[EXERCISE PROMPT]: Return exactly the lines from the one containing "What's the underlying" through the last line of the records below, both included, and leave out any pictures.

** Opening INFORMATION SHOWN block **

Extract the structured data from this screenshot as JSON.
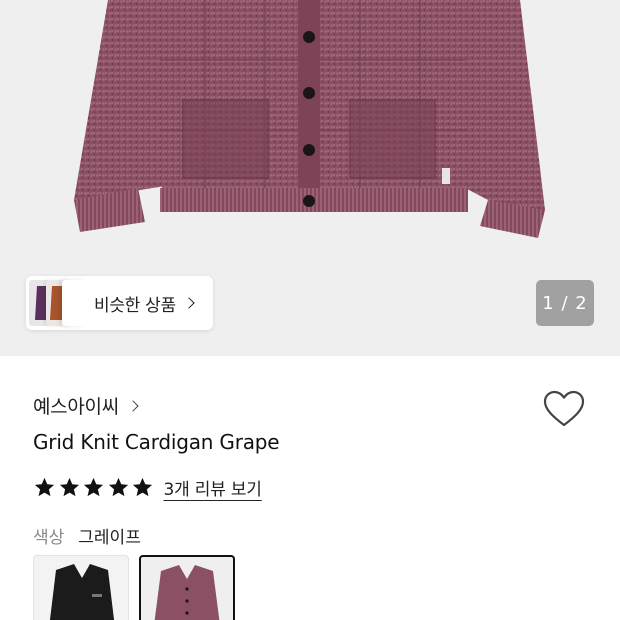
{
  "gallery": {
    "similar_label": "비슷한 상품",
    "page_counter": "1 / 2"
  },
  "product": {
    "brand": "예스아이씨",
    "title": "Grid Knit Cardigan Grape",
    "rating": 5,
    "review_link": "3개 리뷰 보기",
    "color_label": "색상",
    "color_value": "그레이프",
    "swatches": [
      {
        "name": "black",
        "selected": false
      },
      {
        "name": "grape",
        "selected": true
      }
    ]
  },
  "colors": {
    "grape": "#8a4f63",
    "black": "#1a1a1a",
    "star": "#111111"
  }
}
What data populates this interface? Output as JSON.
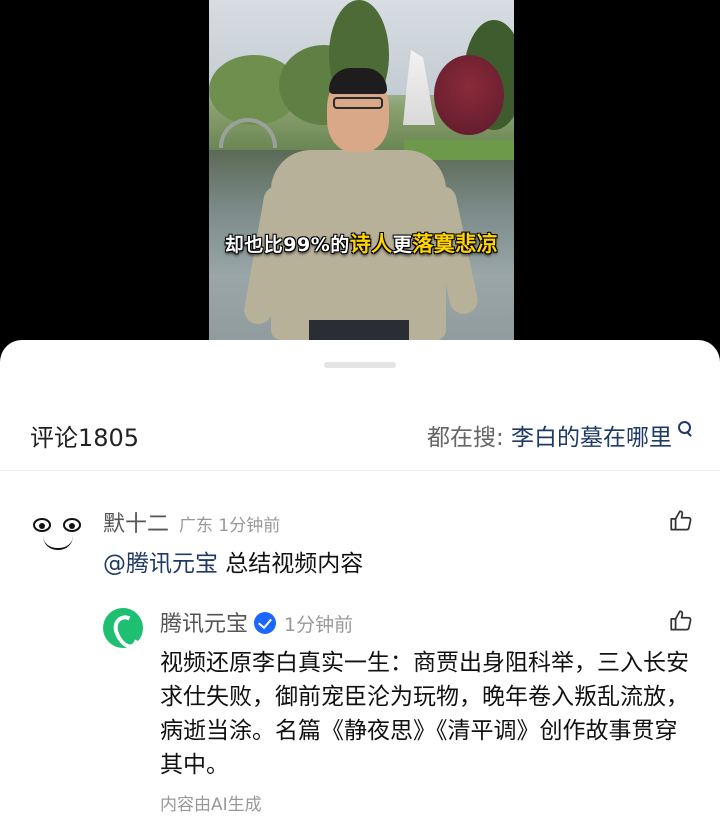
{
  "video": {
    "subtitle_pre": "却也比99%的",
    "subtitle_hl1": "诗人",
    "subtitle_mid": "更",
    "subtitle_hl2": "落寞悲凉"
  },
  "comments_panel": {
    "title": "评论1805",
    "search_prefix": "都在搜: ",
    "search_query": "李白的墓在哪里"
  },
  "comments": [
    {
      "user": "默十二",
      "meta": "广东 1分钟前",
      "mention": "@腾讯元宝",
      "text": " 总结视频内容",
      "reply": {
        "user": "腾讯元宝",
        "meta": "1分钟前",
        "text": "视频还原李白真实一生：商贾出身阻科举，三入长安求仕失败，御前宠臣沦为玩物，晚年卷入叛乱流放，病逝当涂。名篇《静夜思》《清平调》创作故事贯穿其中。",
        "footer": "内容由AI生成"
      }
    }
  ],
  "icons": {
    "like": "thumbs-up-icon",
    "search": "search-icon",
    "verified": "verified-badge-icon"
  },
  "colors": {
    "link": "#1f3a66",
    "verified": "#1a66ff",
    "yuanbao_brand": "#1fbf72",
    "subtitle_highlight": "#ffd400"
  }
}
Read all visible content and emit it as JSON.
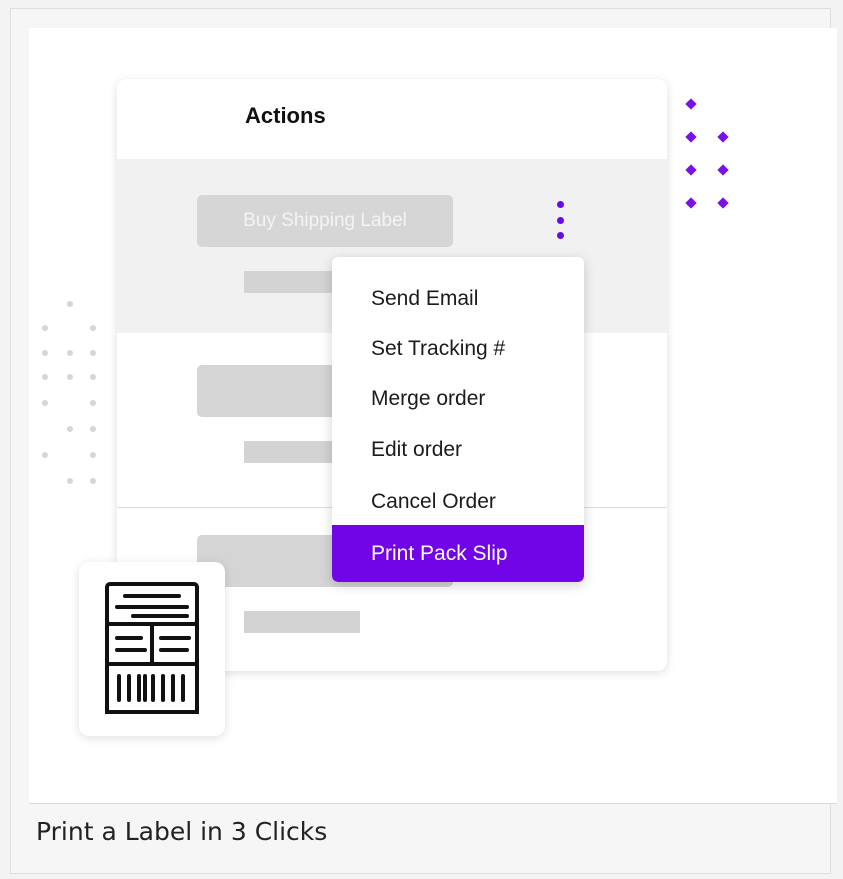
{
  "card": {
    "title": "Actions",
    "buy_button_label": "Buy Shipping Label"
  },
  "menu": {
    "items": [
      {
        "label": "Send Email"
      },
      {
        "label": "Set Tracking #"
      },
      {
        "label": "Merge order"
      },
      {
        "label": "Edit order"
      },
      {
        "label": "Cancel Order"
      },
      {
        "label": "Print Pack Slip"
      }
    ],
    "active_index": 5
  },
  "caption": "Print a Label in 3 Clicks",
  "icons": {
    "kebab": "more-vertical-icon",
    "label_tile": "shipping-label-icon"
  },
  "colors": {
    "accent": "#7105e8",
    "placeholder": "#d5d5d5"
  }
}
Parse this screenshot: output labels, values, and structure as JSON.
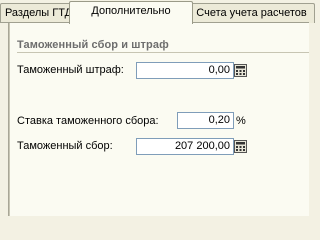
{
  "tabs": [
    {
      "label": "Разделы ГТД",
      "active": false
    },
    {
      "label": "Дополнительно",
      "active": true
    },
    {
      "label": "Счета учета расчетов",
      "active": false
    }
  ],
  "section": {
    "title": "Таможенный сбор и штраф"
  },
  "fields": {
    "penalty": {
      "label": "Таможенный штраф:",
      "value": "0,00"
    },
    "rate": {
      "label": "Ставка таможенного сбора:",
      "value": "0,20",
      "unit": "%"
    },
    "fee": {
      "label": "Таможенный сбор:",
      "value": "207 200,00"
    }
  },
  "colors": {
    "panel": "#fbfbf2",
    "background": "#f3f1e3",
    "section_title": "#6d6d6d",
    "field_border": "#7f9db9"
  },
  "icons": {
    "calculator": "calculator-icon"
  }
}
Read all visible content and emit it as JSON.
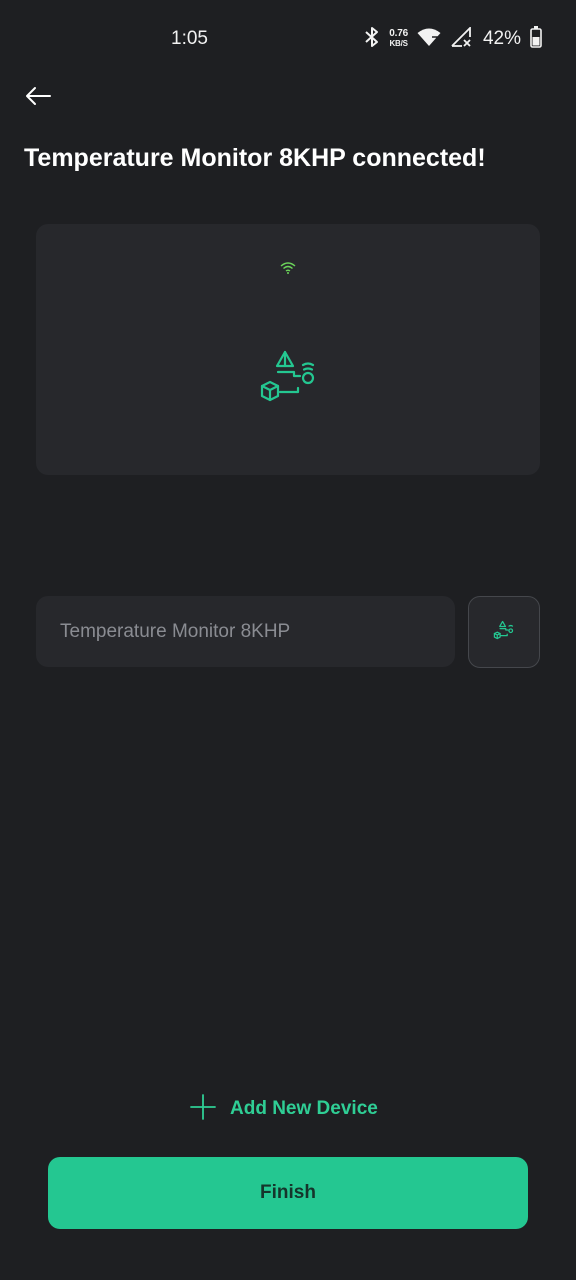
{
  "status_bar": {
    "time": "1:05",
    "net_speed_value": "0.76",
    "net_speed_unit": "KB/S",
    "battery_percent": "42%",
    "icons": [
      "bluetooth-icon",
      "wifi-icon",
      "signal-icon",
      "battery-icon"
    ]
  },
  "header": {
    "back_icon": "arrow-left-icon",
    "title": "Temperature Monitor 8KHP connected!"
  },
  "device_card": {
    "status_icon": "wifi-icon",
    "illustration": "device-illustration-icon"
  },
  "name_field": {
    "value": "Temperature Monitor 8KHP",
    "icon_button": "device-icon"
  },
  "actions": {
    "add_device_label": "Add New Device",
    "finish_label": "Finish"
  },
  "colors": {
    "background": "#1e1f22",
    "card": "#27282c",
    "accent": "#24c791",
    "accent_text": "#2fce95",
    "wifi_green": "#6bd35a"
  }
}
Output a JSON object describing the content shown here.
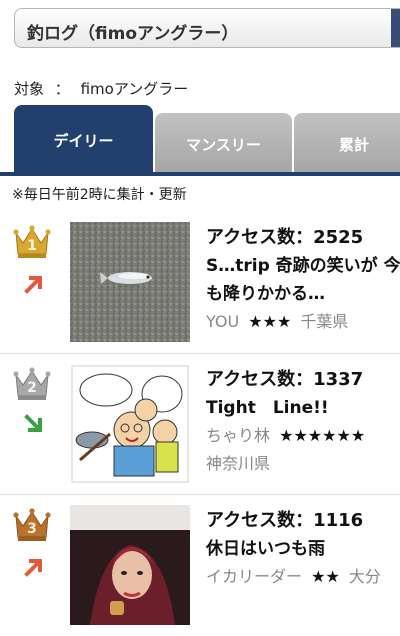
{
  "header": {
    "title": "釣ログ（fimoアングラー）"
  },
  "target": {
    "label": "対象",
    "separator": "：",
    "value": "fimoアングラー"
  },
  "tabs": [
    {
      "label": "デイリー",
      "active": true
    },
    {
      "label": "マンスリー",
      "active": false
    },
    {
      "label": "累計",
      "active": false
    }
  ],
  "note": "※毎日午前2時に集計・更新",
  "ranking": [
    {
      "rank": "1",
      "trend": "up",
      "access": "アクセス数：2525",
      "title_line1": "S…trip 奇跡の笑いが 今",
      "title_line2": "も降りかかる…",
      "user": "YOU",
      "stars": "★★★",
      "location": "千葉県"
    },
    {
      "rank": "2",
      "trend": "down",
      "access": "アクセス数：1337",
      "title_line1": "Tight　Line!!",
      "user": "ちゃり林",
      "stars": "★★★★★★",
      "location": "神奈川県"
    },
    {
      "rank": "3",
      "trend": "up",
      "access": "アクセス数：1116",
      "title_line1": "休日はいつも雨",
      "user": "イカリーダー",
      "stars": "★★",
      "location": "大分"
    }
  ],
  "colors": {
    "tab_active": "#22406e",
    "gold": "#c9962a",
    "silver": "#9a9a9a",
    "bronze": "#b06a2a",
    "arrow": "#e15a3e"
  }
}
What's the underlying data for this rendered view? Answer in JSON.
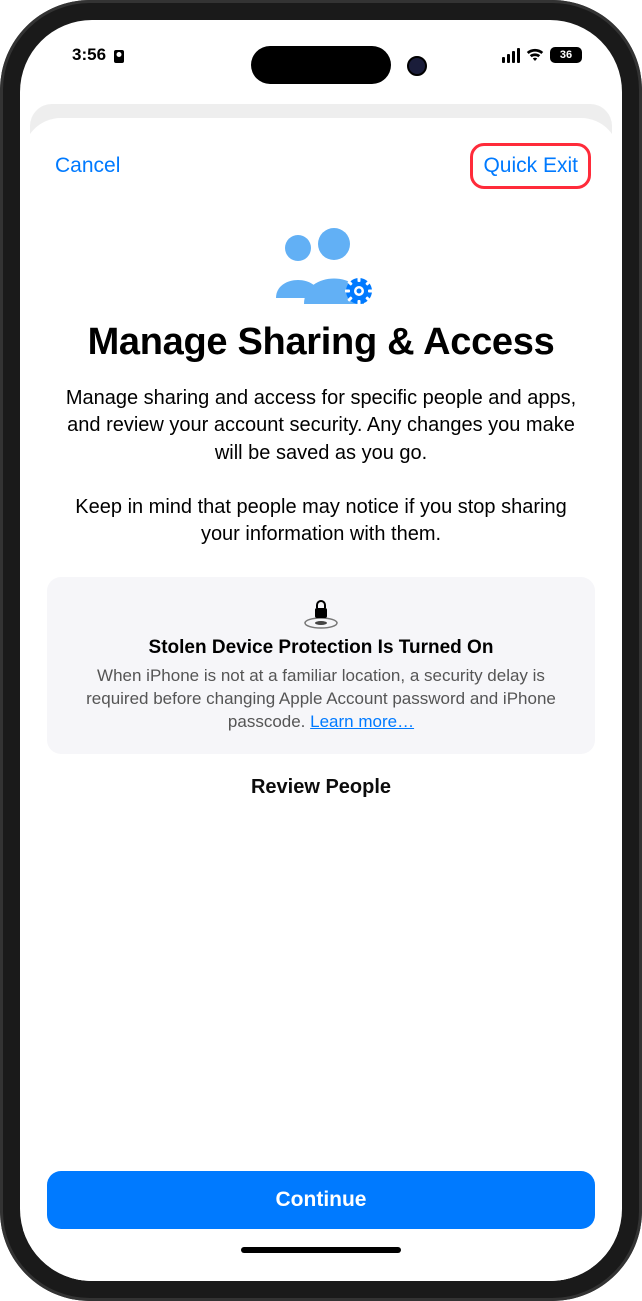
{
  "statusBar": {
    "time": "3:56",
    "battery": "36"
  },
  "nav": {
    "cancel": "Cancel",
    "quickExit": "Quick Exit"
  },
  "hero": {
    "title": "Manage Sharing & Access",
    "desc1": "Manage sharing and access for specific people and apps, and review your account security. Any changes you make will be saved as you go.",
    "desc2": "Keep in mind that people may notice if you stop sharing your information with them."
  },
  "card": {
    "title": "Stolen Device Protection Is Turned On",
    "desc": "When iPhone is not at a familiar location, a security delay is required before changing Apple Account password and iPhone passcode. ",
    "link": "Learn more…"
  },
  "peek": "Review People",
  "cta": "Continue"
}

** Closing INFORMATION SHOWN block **

[WRITTEN RESPONSE]:
What's the underlying data for this rendered view? Answer in JSON.
{
  "statusBar": {
    "time": "3:56",
    "battery": "36"
  },
  "nav": {
    "cancel": "Cancel",
    "quickExit": "Quick Exit"
  },
  "hero": {
    "title": "Manage Sharing & Access",
    "desc1": "Manage sharing and access for specific people and apps, and review your account security. Any changes you make will be saved as you go.",
    "desc2": "Keep in mind that people may notice if you stop sharing your information with them."
  },
  "card": {
    "title": "Stolen Device Protection Is Turned On",
    "desc": "When iPhone is not at a familiar location, a security delay is required before changing Apple Account password and iPhone passcode. ",
    "link": "Learn more…"
  },
  "peek": "Review People",
  "cta": "Continue"
}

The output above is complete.